Activity
In the material below, list every line carrying the string "true".

Extracted data
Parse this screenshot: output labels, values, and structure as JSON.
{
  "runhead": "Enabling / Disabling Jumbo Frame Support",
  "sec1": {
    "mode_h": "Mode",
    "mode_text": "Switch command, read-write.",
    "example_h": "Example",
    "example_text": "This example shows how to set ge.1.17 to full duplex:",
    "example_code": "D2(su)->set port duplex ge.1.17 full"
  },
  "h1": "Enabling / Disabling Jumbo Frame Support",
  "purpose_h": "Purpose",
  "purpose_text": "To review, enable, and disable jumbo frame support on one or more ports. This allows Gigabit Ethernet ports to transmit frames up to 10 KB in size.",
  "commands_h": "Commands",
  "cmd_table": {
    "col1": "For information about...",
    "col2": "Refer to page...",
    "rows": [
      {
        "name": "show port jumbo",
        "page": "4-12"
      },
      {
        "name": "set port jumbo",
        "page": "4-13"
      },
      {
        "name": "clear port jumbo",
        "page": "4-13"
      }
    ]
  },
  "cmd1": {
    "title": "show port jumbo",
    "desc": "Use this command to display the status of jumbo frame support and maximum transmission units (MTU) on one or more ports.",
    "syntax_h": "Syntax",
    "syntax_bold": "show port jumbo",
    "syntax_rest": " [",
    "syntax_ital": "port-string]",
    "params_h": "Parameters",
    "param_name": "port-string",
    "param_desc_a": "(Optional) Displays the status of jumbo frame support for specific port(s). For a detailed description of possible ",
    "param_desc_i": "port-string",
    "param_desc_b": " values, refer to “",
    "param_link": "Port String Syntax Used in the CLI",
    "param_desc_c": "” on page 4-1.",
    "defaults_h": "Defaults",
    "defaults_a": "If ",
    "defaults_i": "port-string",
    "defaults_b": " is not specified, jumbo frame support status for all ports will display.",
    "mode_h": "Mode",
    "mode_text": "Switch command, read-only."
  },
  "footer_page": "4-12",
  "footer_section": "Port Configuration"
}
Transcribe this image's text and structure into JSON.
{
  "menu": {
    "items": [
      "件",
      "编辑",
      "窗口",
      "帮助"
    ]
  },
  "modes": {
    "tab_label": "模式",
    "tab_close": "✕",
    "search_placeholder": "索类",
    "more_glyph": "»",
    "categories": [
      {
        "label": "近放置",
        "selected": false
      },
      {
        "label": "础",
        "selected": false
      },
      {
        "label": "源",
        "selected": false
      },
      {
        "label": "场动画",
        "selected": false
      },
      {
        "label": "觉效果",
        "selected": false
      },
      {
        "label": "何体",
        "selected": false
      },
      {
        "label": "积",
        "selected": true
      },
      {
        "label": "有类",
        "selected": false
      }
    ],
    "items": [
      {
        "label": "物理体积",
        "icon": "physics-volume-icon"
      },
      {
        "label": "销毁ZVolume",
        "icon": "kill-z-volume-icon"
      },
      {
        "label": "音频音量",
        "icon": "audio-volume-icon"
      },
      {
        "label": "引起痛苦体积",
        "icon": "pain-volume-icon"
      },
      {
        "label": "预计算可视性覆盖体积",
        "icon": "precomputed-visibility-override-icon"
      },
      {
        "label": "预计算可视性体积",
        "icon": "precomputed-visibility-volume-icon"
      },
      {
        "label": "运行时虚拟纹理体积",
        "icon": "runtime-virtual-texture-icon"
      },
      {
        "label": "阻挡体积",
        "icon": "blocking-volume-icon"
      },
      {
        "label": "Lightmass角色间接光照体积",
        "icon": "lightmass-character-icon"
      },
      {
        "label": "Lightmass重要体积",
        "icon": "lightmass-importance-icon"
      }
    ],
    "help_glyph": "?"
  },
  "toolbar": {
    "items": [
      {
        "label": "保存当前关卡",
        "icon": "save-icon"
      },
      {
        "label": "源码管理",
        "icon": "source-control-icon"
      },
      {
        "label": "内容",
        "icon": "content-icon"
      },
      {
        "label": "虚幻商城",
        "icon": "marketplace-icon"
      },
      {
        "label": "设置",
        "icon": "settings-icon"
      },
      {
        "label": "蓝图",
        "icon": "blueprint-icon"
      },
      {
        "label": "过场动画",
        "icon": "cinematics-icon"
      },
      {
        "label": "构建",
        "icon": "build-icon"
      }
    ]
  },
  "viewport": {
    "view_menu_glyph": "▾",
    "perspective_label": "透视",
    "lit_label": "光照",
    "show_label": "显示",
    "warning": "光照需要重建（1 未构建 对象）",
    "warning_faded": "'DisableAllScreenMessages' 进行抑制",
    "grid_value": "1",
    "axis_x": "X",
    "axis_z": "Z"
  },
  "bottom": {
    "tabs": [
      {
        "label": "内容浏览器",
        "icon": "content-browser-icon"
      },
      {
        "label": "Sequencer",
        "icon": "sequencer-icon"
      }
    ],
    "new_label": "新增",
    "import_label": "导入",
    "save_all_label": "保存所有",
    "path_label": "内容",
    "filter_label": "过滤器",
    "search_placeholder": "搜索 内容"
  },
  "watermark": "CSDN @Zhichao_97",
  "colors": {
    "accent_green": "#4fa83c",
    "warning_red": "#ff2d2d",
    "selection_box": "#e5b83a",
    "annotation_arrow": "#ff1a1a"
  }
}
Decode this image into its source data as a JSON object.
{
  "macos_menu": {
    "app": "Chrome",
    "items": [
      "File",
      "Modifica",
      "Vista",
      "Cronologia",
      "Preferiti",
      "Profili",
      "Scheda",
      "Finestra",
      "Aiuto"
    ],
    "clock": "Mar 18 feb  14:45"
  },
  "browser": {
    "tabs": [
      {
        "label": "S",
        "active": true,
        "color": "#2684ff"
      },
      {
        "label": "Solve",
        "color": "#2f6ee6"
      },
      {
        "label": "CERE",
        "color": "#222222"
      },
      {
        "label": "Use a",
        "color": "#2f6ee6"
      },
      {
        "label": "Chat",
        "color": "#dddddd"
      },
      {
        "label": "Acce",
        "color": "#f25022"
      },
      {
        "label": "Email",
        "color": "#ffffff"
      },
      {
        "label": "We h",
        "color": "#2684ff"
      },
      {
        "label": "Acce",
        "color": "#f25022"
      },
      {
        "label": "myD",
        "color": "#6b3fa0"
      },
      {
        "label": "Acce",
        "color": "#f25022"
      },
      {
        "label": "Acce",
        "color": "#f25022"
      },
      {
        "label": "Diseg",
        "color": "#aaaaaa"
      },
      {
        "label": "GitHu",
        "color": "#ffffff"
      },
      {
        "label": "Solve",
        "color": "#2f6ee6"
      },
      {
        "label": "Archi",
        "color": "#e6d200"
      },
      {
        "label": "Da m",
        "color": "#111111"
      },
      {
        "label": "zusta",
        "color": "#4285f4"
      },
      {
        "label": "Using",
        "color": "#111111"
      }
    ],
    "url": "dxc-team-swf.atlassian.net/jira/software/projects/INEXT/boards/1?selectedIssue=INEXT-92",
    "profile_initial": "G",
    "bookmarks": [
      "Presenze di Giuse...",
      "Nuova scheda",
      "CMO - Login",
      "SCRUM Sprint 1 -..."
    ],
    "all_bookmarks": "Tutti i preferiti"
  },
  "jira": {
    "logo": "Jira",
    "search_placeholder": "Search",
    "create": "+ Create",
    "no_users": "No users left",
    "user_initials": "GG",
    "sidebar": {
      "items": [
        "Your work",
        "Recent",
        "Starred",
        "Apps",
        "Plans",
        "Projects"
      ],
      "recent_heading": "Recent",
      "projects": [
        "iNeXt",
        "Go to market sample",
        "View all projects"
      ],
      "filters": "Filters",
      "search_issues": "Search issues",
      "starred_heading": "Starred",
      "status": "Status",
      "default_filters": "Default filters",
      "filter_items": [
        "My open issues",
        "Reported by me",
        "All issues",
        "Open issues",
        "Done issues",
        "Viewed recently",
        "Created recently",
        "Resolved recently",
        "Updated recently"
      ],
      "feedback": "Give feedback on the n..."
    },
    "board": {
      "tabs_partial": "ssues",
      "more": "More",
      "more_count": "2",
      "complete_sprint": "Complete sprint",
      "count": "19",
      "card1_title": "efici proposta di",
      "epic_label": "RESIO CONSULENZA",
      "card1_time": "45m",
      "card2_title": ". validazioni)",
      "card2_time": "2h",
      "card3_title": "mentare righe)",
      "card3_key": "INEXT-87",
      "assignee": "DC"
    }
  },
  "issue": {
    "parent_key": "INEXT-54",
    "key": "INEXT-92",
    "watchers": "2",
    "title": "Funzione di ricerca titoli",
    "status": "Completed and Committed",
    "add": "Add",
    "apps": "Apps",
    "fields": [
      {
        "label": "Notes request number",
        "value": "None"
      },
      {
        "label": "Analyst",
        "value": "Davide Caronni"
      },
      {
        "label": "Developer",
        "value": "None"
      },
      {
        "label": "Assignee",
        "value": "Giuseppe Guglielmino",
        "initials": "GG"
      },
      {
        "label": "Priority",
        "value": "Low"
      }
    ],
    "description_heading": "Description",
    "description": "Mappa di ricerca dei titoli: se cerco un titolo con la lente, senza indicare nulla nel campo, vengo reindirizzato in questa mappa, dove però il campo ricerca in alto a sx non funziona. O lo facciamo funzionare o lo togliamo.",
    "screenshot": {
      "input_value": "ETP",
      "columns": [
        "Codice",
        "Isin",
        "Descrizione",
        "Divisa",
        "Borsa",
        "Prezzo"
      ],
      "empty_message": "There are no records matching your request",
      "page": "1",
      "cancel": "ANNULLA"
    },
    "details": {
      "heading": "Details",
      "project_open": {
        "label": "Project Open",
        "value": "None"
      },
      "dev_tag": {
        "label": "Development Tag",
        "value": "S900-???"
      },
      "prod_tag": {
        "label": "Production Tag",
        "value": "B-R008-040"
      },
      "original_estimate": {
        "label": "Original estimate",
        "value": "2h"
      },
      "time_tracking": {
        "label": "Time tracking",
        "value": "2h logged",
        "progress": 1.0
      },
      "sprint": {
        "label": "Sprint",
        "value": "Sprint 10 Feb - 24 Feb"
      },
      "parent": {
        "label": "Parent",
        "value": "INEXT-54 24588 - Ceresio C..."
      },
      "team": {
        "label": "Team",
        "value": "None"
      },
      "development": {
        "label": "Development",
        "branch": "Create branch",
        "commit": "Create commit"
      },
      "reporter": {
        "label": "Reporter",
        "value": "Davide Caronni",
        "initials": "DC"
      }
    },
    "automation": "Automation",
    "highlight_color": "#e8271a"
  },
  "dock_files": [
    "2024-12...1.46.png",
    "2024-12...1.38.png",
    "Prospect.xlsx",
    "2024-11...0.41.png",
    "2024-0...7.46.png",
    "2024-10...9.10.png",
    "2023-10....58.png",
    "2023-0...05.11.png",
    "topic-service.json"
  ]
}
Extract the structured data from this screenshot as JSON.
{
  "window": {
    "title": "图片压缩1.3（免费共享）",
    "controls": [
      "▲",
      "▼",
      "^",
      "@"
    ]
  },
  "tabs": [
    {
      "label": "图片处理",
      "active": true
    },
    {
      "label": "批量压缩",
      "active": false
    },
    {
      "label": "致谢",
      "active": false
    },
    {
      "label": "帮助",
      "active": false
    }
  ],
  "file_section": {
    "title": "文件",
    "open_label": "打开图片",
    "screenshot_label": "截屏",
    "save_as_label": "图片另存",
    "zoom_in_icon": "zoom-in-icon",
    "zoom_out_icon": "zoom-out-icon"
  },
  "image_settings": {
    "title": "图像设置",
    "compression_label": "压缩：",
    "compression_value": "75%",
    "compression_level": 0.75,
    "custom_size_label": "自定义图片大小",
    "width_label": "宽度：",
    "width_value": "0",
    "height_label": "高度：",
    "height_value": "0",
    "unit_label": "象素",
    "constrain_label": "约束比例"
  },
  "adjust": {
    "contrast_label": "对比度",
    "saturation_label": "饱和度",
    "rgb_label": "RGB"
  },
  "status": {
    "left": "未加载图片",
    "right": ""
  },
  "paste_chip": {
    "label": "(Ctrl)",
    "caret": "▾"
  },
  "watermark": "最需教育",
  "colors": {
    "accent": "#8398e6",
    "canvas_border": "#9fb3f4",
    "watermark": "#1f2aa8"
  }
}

Exercise output
        "selected": true
        "active": true,
      "active": true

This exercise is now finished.